Owners of the Monoprix supermarket on Rue de Sebastopol in Paris wanted to add extra storage space, so they hired builders to come in and add space in the store’s basement. The builders followed usual protocol, calling in archaeologists from the National Institute for Preventive Archaeological Research (INRAP) to do a preliminary check before they started building. Then the scene set itself up like the script of a horror movie.

Store manager Pascal Roy summed up what they found for the AFP News Agency,

“We figured there’d be a few bones there considering it used to be the site of a cemetery—but we didn’t expect to find mass graves.”


The supermarket was built on the site of a hospital called Trinité, which the Telegraph reports functioned from approximately the 12th to the 17th centuries. Bodies interred there were believed to have been transferred to the Paris Catacombs in the 18th century.

In what could be the archaeological find of the year, the team dug up a total of 8 chambers filled with skeletons; the eight pit held 150 skeletons all together, buried in layers up to five bodies deep. Archaeologist Isabelle Abadie told the Telegraph,

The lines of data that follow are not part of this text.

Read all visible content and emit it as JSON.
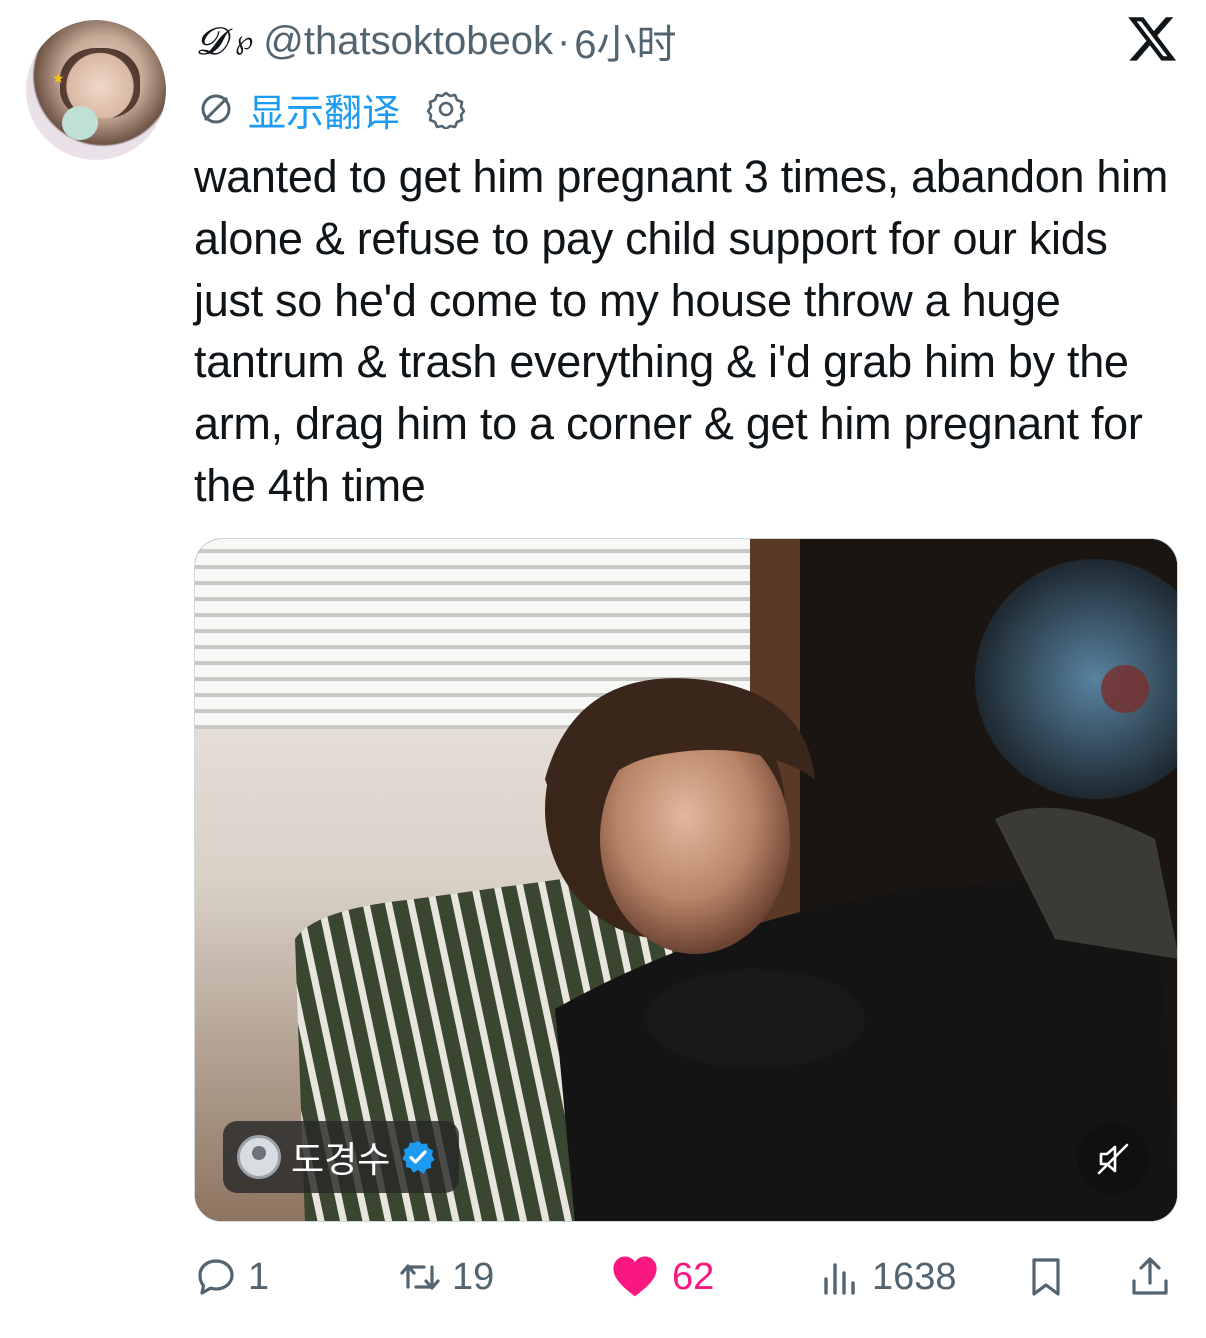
{
  "author": {
    "display_name": "𝓓",
    "display_emoji": "℘",
    "handle": "@thatsoktobeok",
    "separator": "·",
    "time": "6小时"
  },
  "translate": {
    "label": "显示翻译"
  },
  "tweet": {
    "text": "wanted to get him pregnant 3 times, abandon him alone & refuse to pay child support for our kids just so he'd come to my house throw a huge tantrum & trash everything & i'd grab him by the arm, drag him to a corner & get him pregnant for the 4th time"
  },
  "media": {
    "tag_name": "도경수"
  },
  "stats": {
    "replies": "1",
    "retweets": "19",
    "likes": "62",
    "views": "1638"
  },
  "colors": {
    "accent": "#1d9bf0",
    "like": "#f91880",
    "muted": "#536471",
    "text": "#0f1419"
  },
  "icons": {
    "close": "x-logo-icon",
    "translate": "translate-icon",
    "settings": "gear-icon",
    "verified": "verified-badge-icon",
    "mute": "muted-speaker-icon",
    "reply": "reply-icon",
    "retweet": "retweet-icon",
    "like": "heart-icon",
    "views": "views-icon",
    "bookmark": "bookmark-icon",
    "share": "share-icon"
  }
}
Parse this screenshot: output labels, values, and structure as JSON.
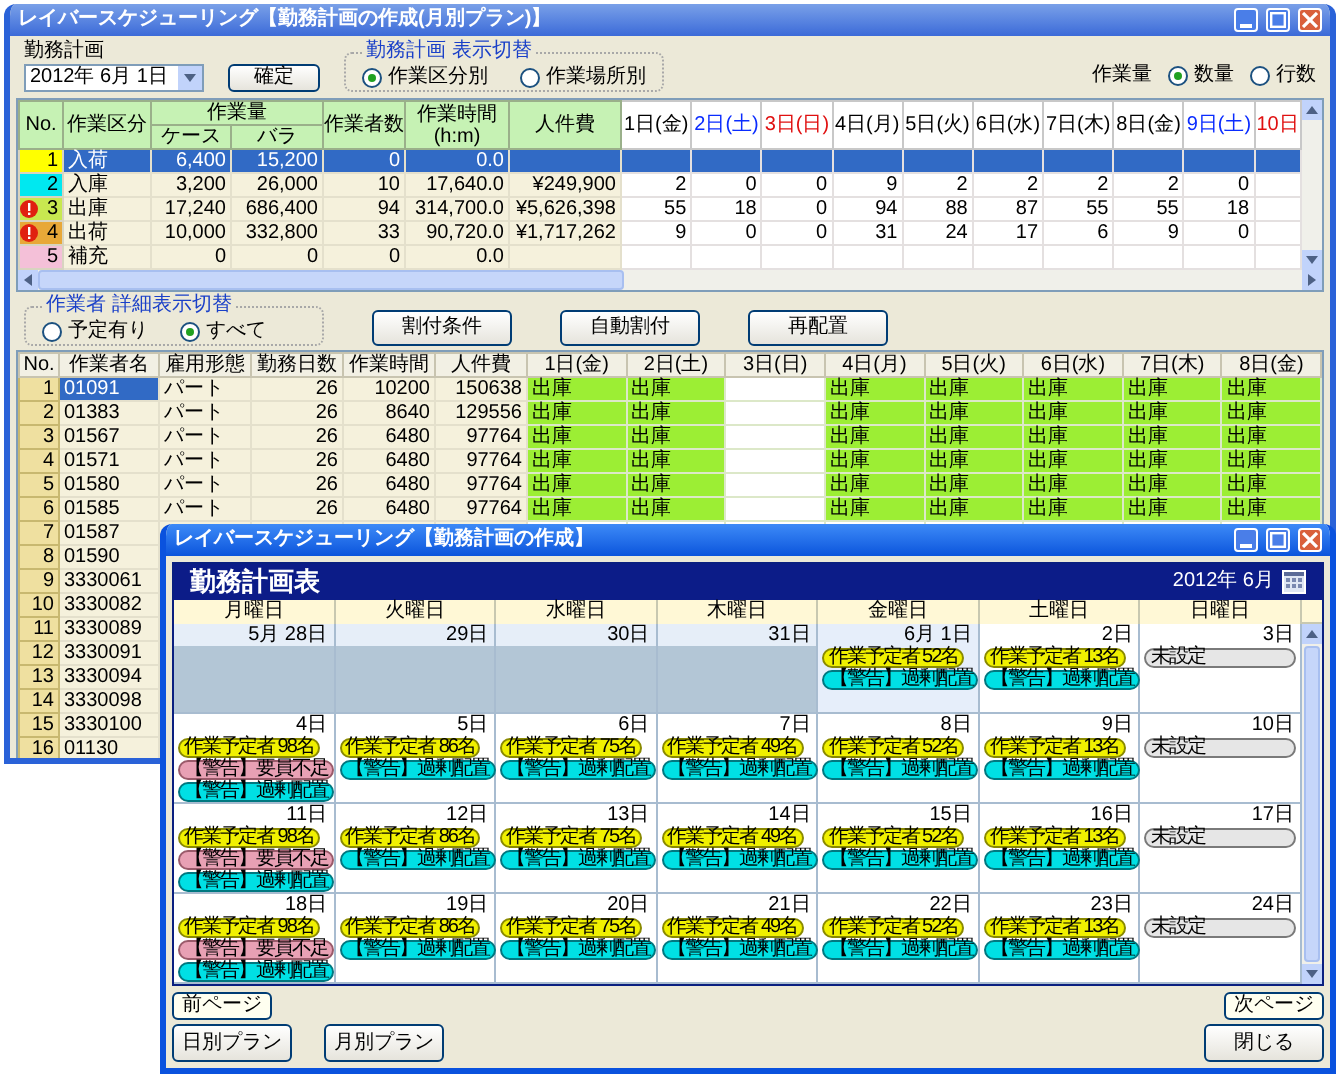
{
  "main_window": {
    "title": "レイバースケジューリング【勤務計画の作成(月別プラン)】",
    "plan": {
      "label": "勤務計画",
      "date": "2012年 6月 1日",
      "confirm_button": "確定"
    },
    "display_toggle": {
      "title": "勤務計画 表示切替",
      "options": [
        {
          "label": "作業区分別",
          "selected": true
        },
        {
          "label": "作業場所別",
          "selected": false
        }
      ]
    },
    "quantity": {
      "label": "作業量",
      "options": [
        {
          "label": "数量",
          "selected": true
        },
        {
          "label": "行数",
          "selected": false
        }
      ]
    },
    "plan_table": {
      "columns": [
        "No.",
        "作業区分",
        "作業量",
        "ケース",
        "バラ",
        "作業者数",
        "作業時間",
        "(h:m)",
        "人件費"
      ],
      "days": [
        {
          "label": "1日(金)",
          "kind": "weekday"
        },
        {
          "label": "2日(土)",
          "kind": "saturday"
        },
        {
          "label": "3日(日)",
          "kind": "sunday"
        },
        {
          "label": "4日(月)",
          "kind": "weekday"
        },
        {
          "label": "5日(火)",
          "kind": "weekday"
        },
        {
          "label": "6日(水)",
          "kind": "weekday"
        },
        {
          "label": "7日(木)",
          "kind": "weekday"
        },
        {
          "label": "8日(金)",
          "kind": "weekday"
        },
        {
          "label": "9日(土)",
          "kind": "saturday"
        },
        {
          "label": "10日",
          "kind": "sunday"
        }
      ],
      "rows": [
        {
          "no": "1",
          "color": "#ffff00",
          "warning": false,
          "selected": true,
          "category": "入荷",
          "case": "6,400",
          "piece": "15,200",
          "workers": "0",
          "hours": "0.0"
        },
        {
          "no": "2",
          "color": "#00e8f0",
          "warning": false,
          "selected": false,
          "category": "入庫",
          "case": "3,200",
          "piece": "26,000",
          "workers": "10",
          "hours": "17,640.0",
          "cost": "¥249,900",
          "days": [
            "2",
            "0",
            "0",
            "9",
            "2",
            "2",
            "2",
            "2",
            "0"
          ]
        },
        {
          "no": "3",
          "color": "#c8e850",
          "warning": true,
          "selected": false,
          "category": "出庫",
          "case": "17,240",
          "piece": "686,400",
          "workers": "94",
          "hours": "314,700.0",
          "cost": "¥5,626,398",
          "days": [
            "55",
            "18",
            "0",
            "94",
            "88",
            "87",
            "55",
            "55",
            "18"
          ]
        },
        {
          "no": "4",
          "color": "#e8a838",
          "warning": true,
          "selected": false,
          "category": "出荷",
          "case": "10,000",
          "piece": "332,800",
          "workers": "33",
          "hours": "90,720.0",
          "cost": "¥1,717,262",
          "days": [
            "9",
            "0",
            "0",
            "31",
            "24",
            "17",
            "6",
            "9",
            "0"
          ]
        },
        {
          "no": "5",
          "color": "#f4c0d8",
          "warning": false,
          "selected": false,
          "category": "補充",
          "case": "0",
          "piece": "0",
          "workers": "0",
          "hours": "0.0"
        }
      ]
    },
    "worker_toggle": {
      "title": "作業者 詳細表示切替",
      "options": [
        {
          "label": "予定有り",
          "selected": false
        },
        {
          "label": "すべて",
          "selected": true
        }
      ]
    },
    "actions": [
      "割付条件",
      "自動割付",
      "再配置"
    ],
    "worker_table": {
      "columns": [
        "No.",
        "作業者名",
        "雇用形態",
        "勤務日数",
        "作業時間",
        "人件費"
      ],
      "days": [
        "1日(金)",
        "2日(土)",
        "3日(日)",
        "4日(月)",
        "5日(火)",
        "6日(水)",
        "7日(木)",
        "8日(金)"
      ],
      "rows": [
        {
          "no": "1",
          "name": "01091",
          "selected": true,
          "type": "パート",
          "days_worked": "26",
          "hours": "10200",
          "cost": "150638",
          "shifts": [
            {
              "label": "出庫",
              "off": false
            },
            {
              "label": "出庫",
              "off": false
            },
            {
              "off": true
            },
            {
              "label": "出庫",
              "off": false
            },
            {
              "label": "出庫",
              "off": false
            },
            {
              "label": "出庫",
              "off": false
            },
            {
              "label": "出庫",
              "off": false
            },
            {
              "label": "出庫",
              "off": false
            }
          ]
        },
        {
          "no": "2",
          "name": "01383",
          "selected": false,
          "type": "パート",
          "days_worked": "26",
          "hours": "8640",
          "cost": "129556",
          "shifts": [
            {
              "label": "出庫",
              "off": false
            },
            {
              "label": "出庫",
              "off": false
            },
            {
              "off": true
            },
            {
              "label": "出庫",
              "off": false
            },
            {
              "label": "出庫",
              "off": false
            },
            {
              "label": "出庫",
              "off": false
            },
            {
              "label": "出庫",
              "off": false
            },
            {
              "label": "出庫",
              "off": false
            }
          ]
        },
        {
          "no": "3",
          "name": "01567",
          "selected": false,
          "type": "パート",
          "days_worked": "26",
          "hours": "6480",
          "cost": "97764",
          "shifts": [
            {
              "label": "出庫",
              "off": false
            },
            {
              "label": "出庫",
              "off": false
            },
            {
              "off": true
            },
            {
              "label": "出庫",
              "off": false
            },
            {
              "label": "出庫",
              "off": false
            },
            {
              "label": "出庫",
              "off": false
            },
            {
              "label": "出庫",
              "off": false
            },
            {
              "label": "出庫",
              "off": false
            }
          ]
        },
        {
          "no": "4",
          "name": "01571",
          "selected": false,
          "type": "パート",
          "days_worked": "26",
          "hours": "6480",
          "cost": "97764",
          "shifts": [
            {
              "label": "出庫",
              "off": false
            },
            {
              "label": "出庫",
              "off": false
            },
            {
              "off": true
            },
            {
              "label": "出庫",
              "off": false
            },
            {
              "label": "出庫",
              "off": false
            },
            {
              "label": "出庫",
              "off": false
            },
            {
              "label": "出庫",
              "off": false
            },
            {
              "label": "出庫",
              "off": false
            }
          ]
        },
        {
          "no": "5",
          "name": "01580",
          "selected": false,
          "type": "パート",
          "days_worked": "26",
          "hours": "6480",
          "cost": "97764",
          "shifts": [
            {
              "label": "出庫",
              "off": false
            },
            {
              "label": "出庫",
              "off": false
            },
            {
              "off": true
            },
            {
              "label": "出庫",
              "off": false
            },
            {
              "label": "出庫",
              "off": false
            },
            {
              "label": "出庫",
              "off": false
            },
            {
              "label": "出庫",
              "off": false
            },
            {
              "label": "出庫",
              "off": false
            }
          ]
        },
        {
          "no": "6",
          "name": "01585",
          "selected": false,
          "type": "パート",
          "days_worked": "26",
          "hours": "6480",
          "cost": "97764",
          "shifts": [
            {
              "label": "出庫",
              "off": false
            },
            {
              "label": "出庫",
              "off": false
            },
            {
              "off": true
            },
            {
              "label": "出庫",
              "off": false
            },
            {
              "label": "出庫",
              "off": false
            },
            {
              "label": "出庫",
              "off": false
            },
            {
              "label": "出庫",
              "off": false
            },
            {
              "label": "出庫",
              "off": false
            }
          ]
        },
        {
          "no": "7",
          "name": "01587",
          "selected": false
        },
        {
          "no": "8",
          "name": "01590",
          "selected": false
        },
        {
          "no": "9",
          "name": "3330061",
          "selected": false
        },
        {
          "no": "10",
          "name": "3330082",
          "selected": false
        },
        {
          "no": "11",
          "name": "3330089",
          "selected": false
        },
        {
          "no": "12",
          "name": "3330091",
          "selected": false
        },
        {
          "no": "13",
          "name": "3330094",
          "selected": false
        },
        {
          "no": "14",
          "name": "3330098",
          "selected": false
        },
        {
          "no": "15",
          "name": "3330100",
          "selected": false
        },
        {
          "no": "16",
          "name": "01130",
          "selected": false
        }
      ]
    }
  },
  "calendar_window": {
    "title": "レイバースケジューリング【勤務計画の作成】",
    "heading": "勤務計画表",
    "month": "2012年 6月",
    "weekdays": [
      "月曜日",
      "火曜日",
      "水曜日",
      "木曜日",
      "金曜日",
      "土曜日",
      "日曜日"
    ],
    "weeks": [
      [
        {
          "date": "5月 28日",
          "in_month": false,
          "selected": false
        },
        {
          "date": "29日",
          "in_month": false,
          "selected": false
        },
        {
          "date": "30日",
          "in_month": false,
          "selected": false
        },
        {
          "date": "31日",
          "in_month": false,
          "selected": false
        },
        {
          "date": "6月 1日",
          "in_month": true,
          "selected": true,
          "items": [
            {
              "kind": "count",
              "text": "作業予定者 52名"
            },
            {
              "kind": "excess",
              "text": "【警告】過剰配置"
            }
          ]
        },
        {
          "date": "2日",
          "in_month": true,
          "selected": false,
          "items": [
            {
              "kind": "count",
              "text": "作業予定者 13名"
            },
            {
              "kind": "excess",
              "text": "【警告】過剰配置"
            }
          ]
        },
        {
          "date": "3日",
          "in_month": true,
          "selected": false,
          "items": [
            {
              "kind": "unset",
              "text": "未設定"
            }
          ]
        }
      ],
      [
        {
          "date": "4日",
          "in_month": true,
          "selected": false,
          "items": [
            {
              "kind": "count",
              "text": "作業予定者 98名"
            },
            {
              "kind": "shortage",
              "text": "【警告】要員不足"
            },
            {
              "kind": "excess",
              "text": "【警告】過剰配置"
            }
          ]
        },
        {
          "date": "5日",
          "in_month": true,
          "selected": false,
          "items": [
            {
              "kind": "count",
              "text": "作業予定者 86名"
            },
            {
              "kind": "excess",
              "text": "【警告】過剰配置"
            }
          ]
        },
        {
          "date": "6日",
          "in_month": true,
          "selected": false,
          "items": [
            {
              "kind": "count",
              "text": "作業予定者 75名"
            },
            {
              "kind": "excess",
              "text": "【警告】過剰配置"
            }
          ]
        },
        {
          "date": "7日",
          "in_month": true,
          "selected": false,
          "items": [
            {
              "kind": "count",
              "text": "作業予定者 49名"
            },
            {
              "kind": "excess",
              "text": "【警告】過剰配置"
            }
          ]
        },
        {
          "date": "8日",
          "in_month": true,
          "selected": false,
          "items": [
            {
              "kind": "count",
              "text": "作業予定者 52名"
            },
            {
              "kind": "excess",
              "text": "【警告】過剰配置"
            }
          ]
        },
        {
          "date": "9日",
          "in_month": true,
          "selected": false,
          "items": [
            {
              "kind": "count",
              "text": "作業予定者 13名"
            },
            {
              "kind": "excess",
              "text": "【警告】過剰配置"
            }
          ]
        },
        {
          "date": "10日",
          "in_month": true,
          "selected": false,
          "items": [
            {
              "kind": "unset",
              "text": "未設定"
            }
          ]
        }
      ],
      [
        {
          "date": "11日",
          "in_month": true,
          "selected": false,
          "items": [
            {
              "kind": "count",
              "text": "作業予定者 98名"
            },
            {
              "kind": "shortage",
              "text": "【警告】要員不足"
            },
            {
              "kind": "excess",
              "text": "【警告】過剰配置"
            }
          ]
        },
        {
          "date": "12日",
          "in_month": true,
          "selected": false,
          "items": [
            {
              "kind": "count",
              "text": "作業予定者 86名"
            },
            {
              "kind": "excess",
              "text": "【警告】過剰配置"
            }
          ]
        },
        {
          "date": "13日",
          "in_month": true,
          "selected": false,
          "items": [
            {
              "kind": "count",
              "text": "作業予定者 75名"
            },
            {
              "kind": "excess",
              "text": "【警告】過剰配置"
            }
          ]
        },
        {
          "date": "14日",
          "in_month": true,
          "selected": false,
          "items": [
            {
              "kind": "count",
              "text": "作業予定者 49名"
            },
            {
              "kind": "excess",
              "text": "【警告】過剰配置"
            }
          ]
        },
        {
          "date": "15日",
          "in_month": true,
          "selected": false,
          "items": [
            {
              "kind": "count",
              "text": "作業予定者 52名"
            },
            {
              "kind": "excess",
              "text": "【警告】過剰配置"
            }
          ]
        },
        {
          "date": "16日",
          "in_month": true,
          "selected": false,
          "items": [
            {
              "kind": "count",
              "text": "作業予定者 13名"
            },
            {
              "kind": "excess",
              "text": "【警告】過剰配置"
            }
          ]
        },
        {
          "date": "17日",
          "in_month": true,
          "selected": false,
          "items": [
            {
              "kind": "unset",
              "text": "未設定"
            }
          ]
        }
      ],
      [
        {
          "date": "18日",
          "in_month": true,
          "selected": false,
          "items": [
            {
              "kind": "count",
              "text": "作業予定者 98名"
            },
            {
              "kind": "shortage",
              "text": "【警告】要員不足"
            },
            {
              "kind": "excess",
              "text": "【警告】過剰配置"
            }
          ]
        },
        {
          "date": "19日",
          "in_month": true,
          "selected": false,
          "items": [
            {
              "kind": "count",
              "text": "作業予定者 86名"
            },
            {
              "kind": "excess",
              "text": "【警告】過剰配置"
            }
          ]
        },
        {
          "date": "20日",
          "in_month": true,
          "selected": false,
          "items": [
            {
              "kind": "count",
              "text": "作業予定者 75名"
            },
            {
              "kind": "excess",
              "text": "【警告】過剰配置"
            }
          ]
        },
        {
          "date": "21日",
          "in_month": true,
          "selected": false,
          "items": [
            {
              "kind": "count",
              "text": "作業予定者 49名"
            },
            {
              "kind": "excess",
              "text": "【警告】過剰配置"
            }
          ]
        },
        {
          "date": "22日",
          "in_month": true,
          "selected": false,
          "items": [
            {
              "kind": "count",
              "text": "作業予定者 52名"
            },
            {
              "kind": "excess",
              "text": "【警告】過剰配置"
            }
          ]
        },
        {
          "date": "23日",
          "in_month": true,
          "selected": false,
          "items": [
            {
              "kind": "count",
              "text": "作業予定者 13名"
            },
            {
              "kind": "excess",
              "text": "【警告】過剰配置"
            }
          ]
        },
        {
          "date": "24日",
          "in_month": true,
          "selected": false,
          "items": [
            {
              "kind": "unset",
              "text": "未設定"
            }
          ]
        }
      ]
    ],
    "prev_button": "前ページ",
    "next_button": "次ページ",
    "plan_buttons": [
      "日別プラン",
      "月別プラン"
    ],
    "close_button": "閉じる"
  }
}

What is surprising is that the bodies were not thrown into the graves but placed there with care. The individuals—men, women and children—were placed head to toe no doubt to save space.”

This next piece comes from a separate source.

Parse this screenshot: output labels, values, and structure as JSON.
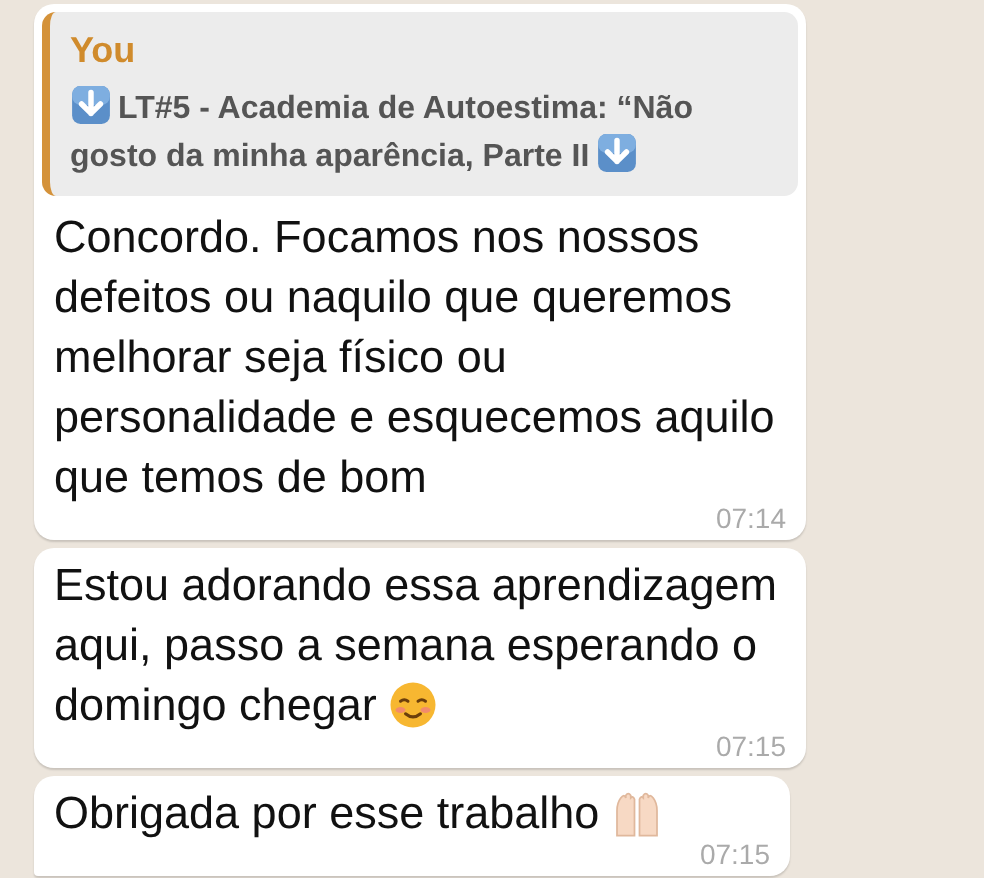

mass grave 2

Abadie added,

“The fact that so many people were buried together, that the grave is this large, tends to show us that there was a major mortality crisis. The crisis may have resulted from an epidemic, famine, or extreme fever.”

INRAP plans to do some DNA testing and carbon dating to confirm their suspicions that the people buried in these mass graves died as a result of one of the plagues or famines that swept France at the time. All the bodies did appear to have been buried at the same time, which lends weight to theories that these were victims of the plagues that ravaged Paris through the 14th through 16th centuries. Some pieces of medieval ceramics were also found buried among the human remains, as well as more recent pottery. These items will also be tested to determine their age.

monoThe bodies were found under a Monoprix supermarket in Paris, a site which was formerly a hospital. (Photo: INRAP)

Store manager Pascal Roy told France 24 that some of his employees are disturbed by the discovery, and are not interested in checking it out in person. The archaological site is currently closed to the public while INRAP continues its research.

It took until 2014 for the Paris Catacombs to finally get its own horror movie. With an unbelievable story like this, we won’t be surprised if a supermarket zombie flick is next year’s summer blockbuster.

[via France 24, the Telegraph]